Warning: This story contains words and phrases that may offend some readers.
A West Island woman is putting pressure on the Quebec government to change all place names in the province that have a racially offensive word.
Pierrefonds resident Rekeisha George she says can’t understand why it’s taking so long to have the N-word removed from Quebec landmarks, after the Quebec Toponymy Commission promised to strip French word nègre or its English equivalent all Quebec place names.
According to George, some of those names can still be found online.
“I looked to see if I could book a hotel for like next week for two people four days whatever,” she told Global News, “and you can for Nigger Rapids (near Gatineau).”
Other place names she said she found on maps include Lac à Ti-Nègre near Shawinigan, Lac du Nègre in Western Quebec and Le Buttereau-du-Nègre on Îles-de-la-Madeleine.
As a result, she launched a petition hoping to push the commission to officially change the names of these places.
“Because it’s offensive and it’s not a place that I personally would visit, no matter how pretty it is,” she pointed out.
George says she’s buoyed by other efforts to remove symbols of Black slavery and subjugation of Indigenous peoples, like the push to remove the statue of James McGill from the Montreal university which bears his name, because he owned slaves.

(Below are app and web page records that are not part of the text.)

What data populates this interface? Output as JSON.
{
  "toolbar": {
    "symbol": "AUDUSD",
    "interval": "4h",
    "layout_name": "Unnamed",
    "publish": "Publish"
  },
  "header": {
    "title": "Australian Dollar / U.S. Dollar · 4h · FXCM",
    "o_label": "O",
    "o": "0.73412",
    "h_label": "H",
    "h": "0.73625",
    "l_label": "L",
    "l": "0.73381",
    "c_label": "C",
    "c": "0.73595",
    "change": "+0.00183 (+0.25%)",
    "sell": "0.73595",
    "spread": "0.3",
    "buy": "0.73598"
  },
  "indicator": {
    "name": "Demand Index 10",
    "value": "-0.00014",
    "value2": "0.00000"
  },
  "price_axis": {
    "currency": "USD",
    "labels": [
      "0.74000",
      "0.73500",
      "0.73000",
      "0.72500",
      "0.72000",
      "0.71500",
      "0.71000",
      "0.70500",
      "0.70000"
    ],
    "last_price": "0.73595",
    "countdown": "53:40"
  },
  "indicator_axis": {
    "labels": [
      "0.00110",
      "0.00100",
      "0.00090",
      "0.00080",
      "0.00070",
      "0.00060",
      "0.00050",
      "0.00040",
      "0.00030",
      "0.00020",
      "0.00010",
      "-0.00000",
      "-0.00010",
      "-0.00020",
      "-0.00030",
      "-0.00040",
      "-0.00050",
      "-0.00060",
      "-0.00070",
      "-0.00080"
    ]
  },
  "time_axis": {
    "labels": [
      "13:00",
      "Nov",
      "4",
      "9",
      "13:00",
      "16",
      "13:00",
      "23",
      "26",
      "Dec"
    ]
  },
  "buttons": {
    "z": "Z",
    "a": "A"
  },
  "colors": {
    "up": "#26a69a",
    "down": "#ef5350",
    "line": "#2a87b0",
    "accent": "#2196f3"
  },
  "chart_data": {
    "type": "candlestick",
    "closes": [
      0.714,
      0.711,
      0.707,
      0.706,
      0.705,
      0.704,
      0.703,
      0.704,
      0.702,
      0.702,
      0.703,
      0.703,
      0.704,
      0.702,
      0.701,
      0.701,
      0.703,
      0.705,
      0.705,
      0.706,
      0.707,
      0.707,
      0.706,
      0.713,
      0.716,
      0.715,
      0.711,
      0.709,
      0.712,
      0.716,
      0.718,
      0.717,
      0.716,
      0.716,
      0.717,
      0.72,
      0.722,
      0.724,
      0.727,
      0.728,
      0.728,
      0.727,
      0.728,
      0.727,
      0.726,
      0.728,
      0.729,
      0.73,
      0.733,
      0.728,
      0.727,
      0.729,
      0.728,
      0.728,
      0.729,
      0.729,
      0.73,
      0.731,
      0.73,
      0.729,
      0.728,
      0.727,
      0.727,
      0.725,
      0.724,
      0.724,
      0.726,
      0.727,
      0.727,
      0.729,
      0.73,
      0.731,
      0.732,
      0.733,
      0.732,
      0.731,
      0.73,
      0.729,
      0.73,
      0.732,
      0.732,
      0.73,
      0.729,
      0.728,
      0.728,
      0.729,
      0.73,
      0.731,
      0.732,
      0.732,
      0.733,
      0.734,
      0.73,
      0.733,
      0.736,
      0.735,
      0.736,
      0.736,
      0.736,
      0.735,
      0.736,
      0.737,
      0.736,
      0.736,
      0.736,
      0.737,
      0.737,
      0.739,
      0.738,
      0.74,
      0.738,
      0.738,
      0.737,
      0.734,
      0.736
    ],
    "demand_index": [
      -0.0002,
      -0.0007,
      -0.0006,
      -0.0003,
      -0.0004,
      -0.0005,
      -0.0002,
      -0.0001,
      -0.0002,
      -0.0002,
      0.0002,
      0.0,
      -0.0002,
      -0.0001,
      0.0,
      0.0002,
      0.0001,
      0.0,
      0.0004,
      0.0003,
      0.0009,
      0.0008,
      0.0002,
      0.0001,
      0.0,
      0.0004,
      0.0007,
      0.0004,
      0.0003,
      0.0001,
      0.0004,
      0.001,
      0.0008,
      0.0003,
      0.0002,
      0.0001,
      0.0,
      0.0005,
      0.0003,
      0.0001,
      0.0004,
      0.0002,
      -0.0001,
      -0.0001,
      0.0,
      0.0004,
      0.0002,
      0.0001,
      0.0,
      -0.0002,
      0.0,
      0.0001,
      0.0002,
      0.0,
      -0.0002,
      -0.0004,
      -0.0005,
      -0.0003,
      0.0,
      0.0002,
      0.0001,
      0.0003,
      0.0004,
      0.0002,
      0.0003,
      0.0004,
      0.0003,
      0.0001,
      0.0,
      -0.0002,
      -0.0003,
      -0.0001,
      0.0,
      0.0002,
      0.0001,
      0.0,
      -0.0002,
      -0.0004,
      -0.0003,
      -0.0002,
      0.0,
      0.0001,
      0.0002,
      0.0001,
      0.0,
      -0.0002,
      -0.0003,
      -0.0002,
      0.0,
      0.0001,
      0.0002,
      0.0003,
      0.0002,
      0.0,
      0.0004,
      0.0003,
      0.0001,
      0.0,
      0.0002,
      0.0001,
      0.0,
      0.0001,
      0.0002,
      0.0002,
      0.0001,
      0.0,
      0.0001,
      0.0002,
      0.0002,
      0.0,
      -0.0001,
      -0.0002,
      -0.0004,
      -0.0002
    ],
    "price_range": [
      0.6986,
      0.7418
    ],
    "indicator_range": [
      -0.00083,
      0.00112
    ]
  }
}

There are those, however, who caution against getting rid of the N-word in place names, saying doing so helps to erase the story of slavery in Canada.
“I believe that you cannot change history,” stressed Gabriel Bazin, vice-president of the Black Coalition of Quebec, “and I believe this name belongs to the Canadian heritage.”
His and other Black rights groups say places like ‘Nigger Rock’ near St. Armand, where Black slaves are thought to be buried, should keep the name. The groups want the location formally recognized as a historical site by the Canadian government.
George thinks there are other ways to preserve history.
“You can have history but you don’t necessarily need to use a derogatory word to promote that,” she insisted.
She concedes, though, that if the word was to remain in some cases, a plaque or other way of explaining the context of the word would be needed.
In a statement to Global News, Quebec Toponymy Commission spokesperson Chantal Bouchard said there are no official place names that contain either word, and that once the names were removed, the commission began the process of finding new names, but they haven’t set a deadline.
“Until now, only Lake Shawinigan (Lac à Ti-Nègre) has been officially replaced by the name Lac Honoré-Gélinas,” Bouchard wrote.
“The Commission examines any replacement proposal submitted to it.”
She continued, “… the names concerned no longer appear on official maps of the Government of Quebec or in signage. Despite the Commission’s efforts, these names may still appear in certain places, in particular on certain cards produced by private publishers.
“The Commission, which has no legal authority to compel private card publishers, has repeatedly asked Google to remove the names, but without success. Other bodies, such as RCMs and municipalities, have also asked Google to remove these names. They did not succeed.”
Bouchard said anyone can check the commission’s website to see if a name is still official.